▶ Information provided:

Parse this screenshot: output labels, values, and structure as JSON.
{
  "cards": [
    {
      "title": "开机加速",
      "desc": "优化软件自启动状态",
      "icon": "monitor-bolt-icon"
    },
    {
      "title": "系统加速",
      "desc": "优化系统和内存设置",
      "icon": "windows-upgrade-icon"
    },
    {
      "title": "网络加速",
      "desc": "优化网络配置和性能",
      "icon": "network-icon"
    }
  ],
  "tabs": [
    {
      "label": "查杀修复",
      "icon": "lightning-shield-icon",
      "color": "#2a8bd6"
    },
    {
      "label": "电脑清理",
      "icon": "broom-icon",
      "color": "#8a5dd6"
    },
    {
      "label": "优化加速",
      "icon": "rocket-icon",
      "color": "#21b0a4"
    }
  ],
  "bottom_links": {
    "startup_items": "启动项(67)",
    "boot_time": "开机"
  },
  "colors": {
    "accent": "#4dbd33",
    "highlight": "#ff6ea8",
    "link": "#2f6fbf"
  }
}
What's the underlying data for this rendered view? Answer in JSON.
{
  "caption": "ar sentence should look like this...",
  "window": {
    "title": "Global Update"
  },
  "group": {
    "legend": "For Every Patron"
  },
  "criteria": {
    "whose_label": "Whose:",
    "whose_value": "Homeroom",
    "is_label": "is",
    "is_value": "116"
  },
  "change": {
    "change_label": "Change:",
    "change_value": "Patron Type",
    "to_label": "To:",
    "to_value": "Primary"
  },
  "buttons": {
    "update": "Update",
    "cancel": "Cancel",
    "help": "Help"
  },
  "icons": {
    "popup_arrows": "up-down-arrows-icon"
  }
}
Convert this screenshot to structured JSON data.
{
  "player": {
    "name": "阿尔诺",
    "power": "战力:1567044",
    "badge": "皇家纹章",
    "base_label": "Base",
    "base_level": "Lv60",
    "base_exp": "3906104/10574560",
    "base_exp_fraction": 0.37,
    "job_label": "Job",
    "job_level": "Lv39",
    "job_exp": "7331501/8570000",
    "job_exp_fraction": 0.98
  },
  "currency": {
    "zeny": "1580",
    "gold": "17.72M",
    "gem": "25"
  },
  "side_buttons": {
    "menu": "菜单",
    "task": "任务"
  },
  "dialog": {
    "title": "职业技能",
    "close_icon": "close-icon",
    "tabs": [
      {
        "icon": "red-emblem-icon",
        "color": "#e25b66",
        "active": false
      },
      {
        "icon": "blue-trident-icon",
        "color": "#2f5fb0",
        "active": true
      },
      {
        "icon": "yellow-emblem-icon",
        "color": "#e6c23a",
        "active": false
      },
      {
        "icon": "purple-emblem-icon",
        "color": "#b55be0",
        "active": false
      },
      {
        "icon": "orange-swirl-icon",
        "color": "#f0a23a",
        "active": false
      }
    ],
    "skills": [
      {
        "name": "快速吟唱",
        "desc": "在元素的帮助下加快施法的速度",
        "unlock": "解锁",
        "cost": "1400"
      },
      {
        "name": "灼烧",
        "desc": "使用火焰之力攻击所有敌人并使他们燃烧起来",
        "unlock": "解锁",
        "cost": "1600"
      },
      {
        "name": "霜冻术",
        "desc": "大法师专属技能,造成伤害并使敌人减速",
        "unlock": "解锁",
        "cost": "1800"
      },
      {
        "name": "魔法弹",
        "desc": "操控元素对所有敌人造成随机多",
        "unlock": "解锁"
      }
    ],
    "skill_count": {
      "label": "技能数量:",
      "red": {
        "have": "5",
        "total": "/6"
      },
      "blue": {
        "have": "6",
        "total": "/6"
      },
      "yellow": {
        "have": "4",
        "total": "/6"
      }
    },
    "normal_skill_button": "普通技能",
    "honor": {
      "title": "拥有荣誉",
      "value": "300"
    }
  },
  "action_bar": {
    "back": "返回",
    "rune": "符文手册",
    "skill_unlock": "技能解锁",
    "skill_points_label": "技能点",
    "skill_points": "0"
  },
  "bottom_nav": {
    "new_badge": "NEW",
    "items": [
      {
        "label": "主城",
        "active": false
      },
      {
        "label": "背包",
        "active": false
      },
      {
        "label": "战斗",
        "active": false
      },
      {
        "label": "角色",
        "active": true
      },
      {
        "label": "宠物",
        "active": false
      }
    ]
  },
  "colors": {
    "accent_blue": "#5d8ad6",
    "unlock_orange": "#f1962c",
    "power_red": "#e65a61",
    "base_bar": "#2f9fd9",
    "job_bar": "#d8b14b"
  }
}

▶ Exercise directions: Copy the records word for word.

▶ Response to the exercise:
Parse this screenshot: output labels, values, and structure as JSON.
{
  "cards": [
    {
      "title": "开机加速",
      "desc": "优化软件自启动状态",
      "icon": "monitor-bolt-icon"
    },
    {
      "title": "系统加速",
      "desc": "优化系统和内存设置",
      "icon": "windows-upgrade-icon"
    },
    {
      "title": "网络加速",
      "desc": "优化网络配置和性能",
      "icon": "network-icon"
    }
  ],
  "tabs": [
    {
      "label": "查杀修复",
      "icon": "lightning-shield-icon",
      "color": "#2a8bd6"
    },
    {
      "label": "电脑清理",
      "icon": "broom-icon",
      "color": "#8a5dd6"
    },
    {
      "label": "优化加速",
      "icon": "rocket-icon",
      "color": "#21b0a4"
    }
  ],
  "bottom_links": {
    "startup_items": "启动项(67)",
    "boot_time": "开机"
  },
  "colors": {
    "accent": "#4dbd33",
    "highlight": "#ff6ea8",
    "link": "#2f6fbf"
  }
}
What's the underlying data for this rendered view? Answer in JSON.
{
  "caption": "ar sentence should look like this...",
  "window": {
    "title": "Global Update"
  },
  "group": {
    "legend": "For Every Patron"
  },
  "criteria": {
    "whose_label": "Whose:",
    "whose_value": "Homeroom",
    "is_label": "is",
    "is_value": "116"
  },
  "change": {
    "change_label": "Change:",
    "change_value": "Patron Type",
    "to_label": "To:",
    "to_value": "Primary"
  },
  "buttons": {
    "update": "Update",
    "cancel": "Cancel",
    "help": "Help"
  },
  "icons": {
    "popup_arrows": "up-down-arrows-icon"
  }
}
Convert this screenshot to structured JSON data.
{
  "player": {
    "name": "阿尔诺",
    "power": "战力:1567044",
    "badge": "皇家纹章",
    "base_label": "Base",
    "base_level": "Lv60",
    "base_exp": "3906104/10574560",
    "base_exp_fraction": 0.37,
    "job_label": "Job",
    "job_level": "Lv39",
    "job_exp": "7331501/8570000",
    "job_exp_fraction": 0.98
  },
  "currency": {
    "zeny": "1580",
    "gold": "17.72M",
    "gem": "25"
  },
  "side_buttons": {
    "menu": "菜单",
    "task": "任务"
  },
  "dialog": {
    "title": "职业技能",
    "close_icon": "close-icon",
    "tabs": [
      {
        "icon": "red-emblem-icon",
        "color": "#e25b66",
        "active": false
      },
      {
        "icon": "blue-trident-icon",
        "color": "#2f5fb0",
        "active": true
      },
      {
        "icon": "yellow-emblem-icon",
        "color": "#e6c23a",
        "active": false
      },
      {
        "icon": "purple-emblem-icon",
        "color": "#b55be0",
        "active": false
      },
      {
        "icon": "orange-swirl-icon",
        "color": "#f0a23a",
        "active": false
      }
    ],
    "skills": [
      {
        "name": "快速吟唱",
        "desc": "在元素的帮助下加快施法的速度",
        "unlock": "解锁",
        "cost": "1400"
      },
      {
        "name": "灼烧",
        "desc": "使用火焰之力攻击所有敌人并使他们燃烧起来",
        "unlock": "解锁",
        "cost": "1600"
      },
      {
        "name": "霜冻术",
        "desc": "大法师专属技能,造成伤害并使敌人减速",
        "unlock": "解锁",
        "cost": "1800"
      },
      {
        "name": "魔法弹",
        "desc": "操控元素对所有敌人造成随机多",
        "unlock": "解锁"
      }
    ],
    "skill_count": {
      "label": "技能数量:",
      "red": {
        "have": "5",
        "total": "/6"
      },
      "blue": {
        "have": "6",
        "total": "/6"
      },
      "yellow": {
        "have": "4",
        "total": "/6"
      }
    },
    "normal_skill_button": "普通技能",
    "honor": {
      "title": "拥有荣誉",
      "value": "300"
    }
  },
  "action_bar": {
    "back": "返回",
    "rune": "符文手册",
    "skill_unlock": "技能解锁",
    "skill_points_label": "技能点",
    "skill_points": "0"
  },
  "bottom_nav": {
    "new_badge": "NEW",
    "items": [
      {
        "label": "主城",
        "active": false
      },
      {
        "label": "背包",
        "active": false
      },
      {
        "label": "战斗",
        "active": false
      },
      {
        "label": "角色",
        "active": true
      },
      {
        "label": "宠物",
        "active": false
      }
    ]
  },
  "colors": {
    "accent_blue": "#5d8ad6",
    "unlock_orange": "#f1962c",
    "power_red": "#e65a61",
    "base_bar": "#2f9fd9",
    "job_bar": "#d8b14b"
  }
}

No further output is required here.